## Task brief:
Each record must reappear in the answer exactly as it is written.

>>>>>

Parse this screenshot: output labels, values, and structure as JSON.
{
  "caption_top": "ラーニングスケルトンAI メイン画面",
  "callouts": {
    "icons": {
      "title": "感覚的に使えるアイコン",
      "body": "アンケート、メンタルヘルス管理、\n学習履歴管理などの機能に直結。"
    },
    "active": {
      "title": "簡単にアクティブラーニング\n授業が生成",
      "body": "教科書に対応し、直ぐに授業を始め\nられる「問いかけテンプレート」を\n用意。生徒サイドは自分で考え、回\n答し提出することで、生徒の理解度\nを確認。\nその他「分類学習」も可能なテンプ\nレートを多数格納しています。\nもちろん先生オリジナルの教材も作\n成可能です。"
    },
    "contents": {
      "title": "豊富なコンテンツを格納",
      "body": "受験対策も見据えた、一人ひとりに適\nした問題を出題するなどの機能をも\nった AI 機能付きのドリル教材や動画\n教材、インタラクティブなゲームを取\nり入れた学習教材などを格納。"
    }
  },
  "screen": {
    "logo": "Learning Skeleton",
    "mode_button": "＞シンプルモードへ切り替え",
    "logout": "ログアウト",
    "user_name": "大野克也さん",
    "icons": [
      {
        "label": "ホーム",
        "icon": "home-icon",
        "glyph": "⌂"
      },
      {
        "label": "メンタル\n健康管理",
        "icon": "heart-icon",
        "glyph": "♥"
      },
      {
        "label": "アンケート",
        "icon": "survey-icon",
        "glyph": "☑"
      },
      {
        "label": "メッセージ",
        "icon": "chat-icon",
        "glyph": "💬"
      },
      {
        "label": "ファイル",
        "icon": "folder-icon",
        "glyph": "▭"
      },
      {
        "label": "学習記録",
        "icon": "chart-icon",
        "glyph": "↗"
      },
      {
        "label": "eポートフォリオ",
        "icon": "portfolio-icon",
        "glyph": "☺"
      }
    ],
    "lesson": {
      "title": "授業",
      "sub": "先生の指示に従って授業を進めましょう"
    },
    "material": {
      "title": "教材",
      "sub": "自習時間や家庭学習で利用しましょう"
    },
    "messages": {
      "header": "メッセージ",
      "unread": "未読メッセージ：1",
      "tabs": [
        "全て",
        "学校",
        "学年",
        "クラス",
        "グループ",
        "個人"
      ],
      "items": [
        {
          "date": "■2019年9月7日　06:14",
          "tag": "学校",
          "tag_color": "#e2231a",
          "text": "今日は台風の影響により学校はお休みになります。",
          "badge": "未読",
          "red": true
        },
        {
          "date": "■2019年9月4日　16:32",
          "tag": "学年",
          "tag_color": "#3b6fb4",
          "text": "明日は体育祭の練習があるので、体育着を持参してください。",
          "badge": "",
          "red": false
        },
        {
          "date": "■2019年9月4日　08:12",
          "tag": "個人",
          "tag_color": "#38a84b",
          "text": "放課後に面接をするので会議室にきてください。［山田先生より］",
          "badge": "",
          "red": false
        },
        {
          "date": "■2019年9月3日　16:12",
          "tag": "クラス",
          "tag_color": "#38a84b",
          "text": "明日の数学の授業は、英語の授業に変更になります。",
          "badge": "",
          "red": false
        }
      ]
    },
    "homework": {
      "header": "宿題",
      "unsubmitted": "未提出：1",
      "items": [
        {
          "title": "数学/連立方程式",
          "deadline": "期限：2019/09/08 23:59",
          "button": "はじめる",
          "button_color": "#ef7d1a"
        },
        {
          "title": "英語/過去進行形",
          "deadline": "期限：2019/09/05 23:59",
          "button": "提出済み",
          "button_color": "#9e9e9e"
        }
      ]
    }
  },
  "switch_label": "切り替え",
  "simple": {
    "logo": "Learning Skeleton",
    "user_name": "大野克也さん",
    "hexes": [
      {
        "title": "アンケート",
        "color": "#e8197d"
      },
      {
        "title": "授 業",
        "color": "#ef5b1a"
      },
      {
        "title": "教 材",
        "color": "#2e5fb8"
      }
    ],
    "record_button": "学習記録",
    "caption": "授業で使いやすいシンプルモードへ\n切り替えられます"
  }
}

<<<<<

## Written reply:
Parse this screenshot: output labels, values, and structure as JSON.
{
  "caption_top": "ラーニングスケルトンAI メイン画面",
  "callouts": {
    "icons": {
      "title": "感覚的に使えるアイコン",
      "body": "アンケート、メンタルヘルス管理、\n学習履歴管理などの機能に直結。"
    },
    "active": {
      "title": "簡単にアクティブラーニング\n授業が生成",
      "body": "教科書に対応し、直ぐに授業を始め\nられる「問いかけテンプレート」を\n用意。生徒サイドは自分で考え、回\n答し提出することで、生徒の理解度\nを確認。\nその他「分類学習」も可能なテンプ\nレートを多数格納しています。\nもちろん先生オリジナルの教材も作\n成可能です。"
    },
    "contents": {
      "title": "豊富なコンテンツを格納",
      "body": "受験対策も見据えた、一人ひとりに適\nした問題を出題するなどの機能をも\nった AI 機能付きのドリル教材や動画\n教材、インタラクティブなゲームを取\nり入れた学習教材などを格納。"
    }
  },
  "screen": {
    "logo": "Learning Skeleton",
    "mode_button": "＞シンプルモードへ切り替え",
    "logout": "ログアウト",
    "user_name": "大野克也さん",
    "icons": [
      {
        "label": "ホーム",
        "icon": "home-icon",
        "glyph": "⌂"
      },
      {
        "label": "メンタル\n健康管理",
        "icon": "heart-icon",
        "glyph": "♥"
      },
      {
        "label": "アンケート",
        "icon": "survey-icon",
        "glyph": "☑"
      },
      {
        "label": "メッセージ",
        "icon": "chat-icon",
        "glyph": "💬"
      },
      {
        "label": "ファイル",
        "icon": "folder-icon",
        "glyph": "▭"
      },
      {
        "label": "学習記録",
        "icon": "chart-icon",
        "glyph": "↗"
      },
      {
        "label": "eポートフォリオ",
        "icon": "portfolio-icon",
        "glyph": "☺"
      }
    ],
    "lesson": {
      "title": "授業",
      "sub": "先生の指示に従って授業を進めましょう"
    },
    "material": {
      "title": "教材",
      "sub": "自習時間や家庭学習で利用しましょう"
    },
    "messages": {
      "header": "メッセージ",
      "unread": "未読メッセージ：1",
      "tabs": [
        "全て",
        "学校",
        "学年",
        "クラス",
        "グループ",
        "個人"
      ],
      "items": [
        {
          "date": "■2019年9月7日　06:14",
          "tag": "学校",
          "tag_color": "#e2231a",
          "text": "今日は台風の影響により学校はお休みになります。",
          "badge": "未読",
          "red": true
        },
        {
          "date": "■2019年9月4日　16:32",
          "tag": "学年",
          "tag_color": "#3b6fb4",
          "text": "明日は体育祭の練習があるので、体育着を持参してください。",
          "badge": "",
          "red": false
        },
        {
          "date": "■2019年9月4日　08:12",
          "tag": "個人",
          "tag_color": "#38a84b",
          "text": "放課後に面接をするので会議室にきてください。［山田先生より］",
          "badge": "",
          "red": false
        },
        {
          "date": "■2019年9月3日　16:12",
          "tag": "クラス",
          "tag_color": "#38a84b",
          "text": "明日の数学の授業は、英語の授業に変更になります。",
          "badge": "",
          "red": false
        }
      ]
    },
    "homework": {
      "header": "宿題",
      "unsubmitted": "未提出：1",
      "items": [
        {
          "title": "数学/連立方程式",
          "deadline": "期限：2019/09/08 23:59",
          "button": "はじめる",
          "button_color": "#ef7d1a"
        },
        {
          "title": "英語/過去進行形",
          "deadline": "期限：2019/09/05 23:59",
          "button": "提出済み",
          "button_color": "#9e9e9e"
        }
      ]
    }
  },
  "switch_label": "切り替え",
  "simple": {
    "logo": "Learning Skeleton",
    "user_name": "大野克也さん",
    "hexes": [
      {
        "title": "アンケート",
        "color": "#e8197d"
      },
      {
        "title": "授 業",
        "color": "#ef5b1a"
      },
      {
        "title": "教 材",
        "color": "#2e5fb8"
      }
    ],
    "record_button": "学習記録",
    "caption": "授業で使いやすいシンプルモードへ\n切り替えられます"
  }
}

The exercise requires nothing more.